WHAT YOU SHOULD DO
It would help if you retyped the data exactly, leaving out the pictures.

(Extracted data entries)
------------------------------

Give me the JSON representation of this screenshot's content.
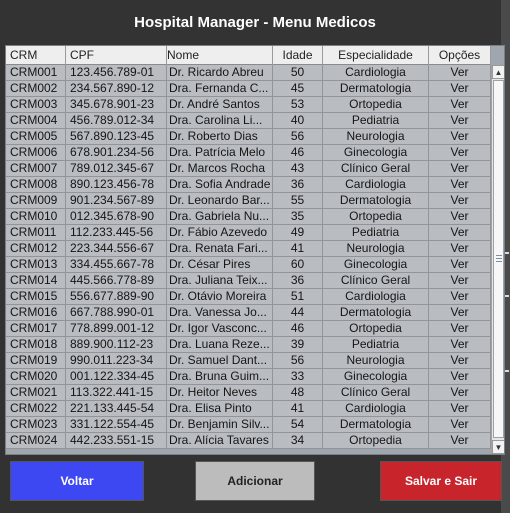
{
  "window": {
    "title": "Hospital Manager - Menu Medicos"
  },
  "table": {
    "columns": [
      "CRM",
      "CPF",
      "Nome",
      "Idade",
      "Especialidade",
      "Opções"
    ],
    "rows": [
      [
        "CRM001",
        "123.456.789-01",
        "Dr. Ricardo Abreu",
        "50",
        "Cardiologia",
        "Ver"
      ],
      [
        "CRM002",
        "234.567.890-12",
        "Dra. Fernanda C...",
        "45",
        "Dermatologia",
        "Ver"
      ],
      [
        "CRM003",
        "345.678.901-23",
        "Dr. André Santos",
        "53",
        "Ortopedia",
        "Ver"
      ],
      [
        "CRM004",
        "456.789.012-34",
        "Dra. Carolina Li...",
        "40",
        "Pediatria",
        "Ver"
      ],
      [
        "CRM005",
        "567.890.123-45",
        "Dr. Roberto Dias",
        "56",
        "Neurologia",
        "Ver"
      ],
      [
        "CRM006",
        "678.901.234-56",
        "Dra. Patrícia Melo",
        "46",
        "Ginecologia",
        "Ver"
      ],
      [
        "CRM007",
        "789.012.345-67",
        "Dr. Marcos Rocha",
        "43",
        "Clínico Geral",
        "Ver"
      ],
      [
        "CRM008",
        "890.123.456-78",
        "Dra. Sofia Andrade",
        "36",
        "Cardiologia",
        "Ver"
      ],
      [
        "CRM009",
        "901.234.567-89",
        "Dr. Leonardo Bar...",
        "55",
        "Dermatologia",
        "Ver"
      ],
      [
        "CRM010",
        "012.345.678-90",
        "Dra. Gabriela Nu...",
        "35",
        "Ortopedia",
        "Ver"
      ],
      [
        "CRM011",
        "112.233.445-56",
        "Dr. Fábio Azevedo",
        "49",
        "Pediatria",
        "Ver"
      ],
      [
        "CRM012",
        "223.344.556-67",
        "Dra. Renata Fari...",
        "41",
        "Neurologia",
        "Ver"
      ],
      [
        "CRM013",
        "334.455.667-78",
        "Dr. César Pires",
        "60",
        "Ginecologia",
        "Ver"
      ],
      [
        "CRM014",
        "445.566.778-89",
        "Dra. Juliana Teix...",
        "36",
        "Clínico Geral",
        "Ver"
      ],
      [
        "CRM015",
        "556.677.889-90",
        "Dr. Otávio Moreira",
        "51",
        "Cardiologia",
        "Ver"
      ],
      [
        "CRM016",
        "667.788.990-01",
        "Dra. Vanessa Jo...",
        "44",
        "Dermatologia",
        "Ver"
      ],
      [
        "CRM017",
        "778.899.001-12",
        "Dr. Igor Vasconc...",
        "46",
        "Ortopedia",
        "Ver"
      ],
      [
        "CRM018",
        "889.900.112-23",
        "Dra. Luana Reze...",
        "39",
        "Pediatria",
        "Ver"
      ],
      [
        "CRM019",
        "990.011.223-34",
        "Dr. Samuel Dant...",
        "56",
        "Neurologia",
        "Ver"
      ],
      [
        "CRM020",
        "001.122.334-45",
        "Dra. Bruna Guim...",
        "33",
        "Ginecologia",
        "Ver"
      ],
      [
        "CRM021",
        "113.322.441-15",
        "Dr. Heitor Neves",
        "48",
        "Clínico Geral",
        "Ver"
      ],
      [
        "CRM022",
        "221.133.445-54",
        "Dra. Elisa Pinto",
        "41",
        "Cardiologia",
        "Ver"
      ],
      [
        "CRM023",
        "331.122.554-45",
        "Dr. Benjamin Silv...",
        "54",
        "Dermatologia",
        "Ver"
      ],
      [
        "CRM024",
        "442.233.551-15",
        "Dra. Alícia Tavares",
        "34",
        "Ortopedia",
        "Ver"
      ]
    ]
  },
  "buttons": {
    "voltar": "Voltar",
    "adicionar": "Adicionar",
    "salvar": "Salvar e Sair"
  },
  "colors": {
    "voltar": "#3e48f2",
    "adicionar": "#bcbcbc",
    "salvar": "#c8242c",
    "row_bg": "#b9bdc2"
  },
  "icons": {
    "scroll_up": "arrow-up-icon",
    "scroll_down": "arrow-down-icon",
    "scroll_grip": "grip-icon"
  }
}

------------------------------

SOLUTION TO THE EXERCISE
Give me the JSON representation of this screenshot's content.
{
  "window": {
    "title": "Hospital Manager - Menu Medicos"
  },
  "table": {
    "columns": [
      "CRM",
      "CPF",
      "Nome",
      "Idade",
      "Especialidade",
      "Opções"
    ],
    "rows": [
      [
        "CRM001",
        "123.456.789-01",
        "Dr. Ricardo Abreu",
        "50",
        "Cardiologia",
        "Ver"
      ],
      [
        "CRM002",
        "234.567.890-12",
        "Dra. Fernanda C...",
        "45",
        "Dermatologia",
        "Ver"
      ],
      [
        "CRM003",
        "345.678.901-23",
        "Dr. André Santos",
        "53",
        "Ortopedia",
        "Ver"
      ],
      [
        "CRM004",
        "456.789.012-34",
        "Dra. Carolina Li...",
        "40",
        "Pediatria",
        "Ver"
      ],
      [
        "CRM005",
        "567.890.123-45",
        "Dr. Roberto Dias",
        "56",
        "Neurologia",
        "Ver"
      ],
      [
        "CRM006",
        "678.901.234-56",
        "Dra. Patrícia Melo",
        "46",
        "Ginecologia",
        "Ver"
      ],
      [
        "CRM007",
        "789.012.345-67",
        "Dr. Marcos Rocha",
        "43",
        "Clínico Geral",
        "Ver"
      ],
      [
        "CRM008",
        "890.123.456-78",
        "Dra. Sofia Andrade",
        "36",
        "Cardiologia",
        "Ver"
      ],
      [
        "CRM009",
        "901.234.567-89",
        "Dr. Leonardo Bar...",
        "55",
        "Dermatologia",
        "Ver"
      ],
      [
        "CRM010",
        "012.345.678-90",
        "Dra. Gabriela Nu...",
        "35",
        "Ortopedia",
        "Ver"
      ],
      [
        "CRM011",
        "112.233.445-56",
        "Dr. Fábio Azevedo",
        "49",
        "Pediatria",
        "Ver"
      ],
      [
        "CRM012",
        "223.344.556-67",
        "Dra. Renata Fari...",
        "41",
        "Neurologia",
        "Ver"
      ],
      [
        "CRM013",
        "334.455.667-78",
        "Dr. César Pires",
        "60",
        "Ginecologia",
        "Ver"
      ],
      [
        "CRM014",
        "445.566.778-89",
        "Dra. Juliana Teix...",
        "36",
        "Clínico Geral",
        "Ver"
      ],
      [
        "CRM015",
        "556.677.889-90",
        "Dr. Otávio Moreira",
        "51",
        "Cardiologia",
        "Ver"
      ],
      [
        "CRM016",
        "667.788.990-01",
        "Dra. Vanessa Jo...",
        "44",
        "Dermatologia",
        "Ver"
      ],
      [
        "CRM017",
        "778.899.001-12",
        "Dr. Igor Vasconc...",
        "46",
        "Ortopedia",
        "Ver"
      ],
      [
        "CRM018",
        "889.900.112-23",
        "Dra. Luana Reze...",
        "39",
        "Pediatria",
        "Ver"
      ],
      [
        "CRM019",
        "990.011.223-34",
        "Dr. Samuel Dant...",
        "56",
        "Neurologia",
        "Ver"
      ],
      [
        "CRM020",
        "001.122.334-45",
        "Dra. Bruna Guim...",
        "33",
        "Ginecologia",
        "Ver"
      ],
      [
        "CRM021",
        "113.322.441-15",
        "Dr. Heitor Neves",
        "48",
        "Clínico Geral",
        "Ver"
      ],
      [
        "CRM022",
        "221.133.445-54",
        "Dra. Elisa Pinto",
        "41",
        "Cardiologia",
        "Ver"
      ],
      [
        "CRM023",
        "331.122.554-45",
        "Dr. Benjamin Silv...",
        "54",
        "Dermatologia",
        "Ver"
      ],
      [
        "CRM024",
        "442.233.551-15",
        "Dra. Alícia Tavares",
        "34",
        "Ortopedia",
        "Ver"
      ]
    ]
  },
  "buttons": {
    "voltar": "Voltar",
    "adicionar": "Adicionar",
    "salvar": "Salvar e Sair"
  },
  "colors": {
    "voltar": "#3e48f2",
    "adicionar": "#bcbcbc",
    "salvar": "#c8242c",
    "row_bg": "#b9bdc2"
  },
  "icons": {
    "scroll_up": "arrow-up-icon",
    "scroll_down": "arrow-down-icon",
    "scroll_grip": "grip-icon"
  }
}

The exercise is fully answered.